[[ Records shown, beginning ]]

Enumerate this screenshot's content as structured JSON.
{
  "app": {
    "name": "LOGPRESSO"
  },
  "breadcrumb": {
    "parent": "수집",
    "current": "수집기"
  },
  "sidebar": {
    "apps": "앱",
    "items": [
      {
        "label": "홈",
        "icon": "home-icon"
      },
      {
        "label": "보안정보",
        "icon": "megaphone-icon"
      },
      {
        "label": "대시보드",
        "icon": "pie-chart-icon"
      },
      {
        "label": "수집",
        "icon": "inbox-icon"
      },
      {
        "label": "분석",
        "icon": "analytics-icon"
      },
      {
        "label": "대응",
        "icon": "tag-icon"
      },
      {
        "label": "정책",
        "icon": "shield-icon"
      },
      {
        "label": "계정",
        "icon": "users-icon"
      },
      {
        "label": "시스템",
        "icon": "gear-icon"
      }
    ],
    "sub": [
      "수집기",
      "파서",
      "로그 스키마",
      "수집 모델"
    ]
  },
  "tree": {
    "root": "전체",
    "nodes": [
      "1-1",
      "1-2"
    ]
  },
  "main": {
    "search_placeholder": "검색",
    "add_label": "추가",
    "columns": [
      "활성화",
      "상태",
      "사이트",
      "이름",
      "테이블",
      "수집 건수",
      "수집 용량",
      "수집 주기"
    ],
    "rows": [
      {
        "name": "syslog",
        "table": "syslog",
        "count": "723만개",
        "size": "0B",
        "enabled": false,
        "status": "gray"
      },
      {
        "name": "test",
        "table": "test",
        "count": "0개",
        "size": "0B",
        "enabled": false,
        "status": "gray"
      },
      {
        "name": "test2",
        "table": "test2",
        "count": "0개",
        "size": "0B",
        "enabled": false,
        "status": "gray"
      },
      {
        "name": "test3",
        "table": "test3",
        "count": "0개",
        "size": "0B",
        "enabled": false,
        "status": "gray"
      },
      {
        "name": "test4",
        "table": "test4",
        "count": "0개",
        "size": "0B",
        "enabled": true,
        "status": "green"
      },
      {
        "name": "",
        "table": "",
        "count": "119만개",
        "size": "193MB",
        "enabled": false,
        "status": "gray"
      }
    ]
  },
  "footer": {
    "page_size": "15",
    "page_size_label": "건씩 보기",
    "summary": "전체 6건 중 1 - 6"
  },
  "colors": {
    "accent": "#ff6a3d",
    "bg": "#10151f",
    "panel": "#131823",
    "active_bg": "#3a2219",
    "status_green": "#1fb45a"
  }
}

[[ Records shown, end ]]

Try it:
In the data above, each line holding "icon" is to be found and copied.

Answer space:
        "icon": "home-icon"
        "icon": "megaphone-icon"
        "icon": "pie-chart-icon"
        "icon": "inbox-icon"
        "icon": "analytics-icon"
        "icon": "tag-icon"
        "icon": "shield-icon"
        "icon": "users-icon"
        "icon": "gear-icon"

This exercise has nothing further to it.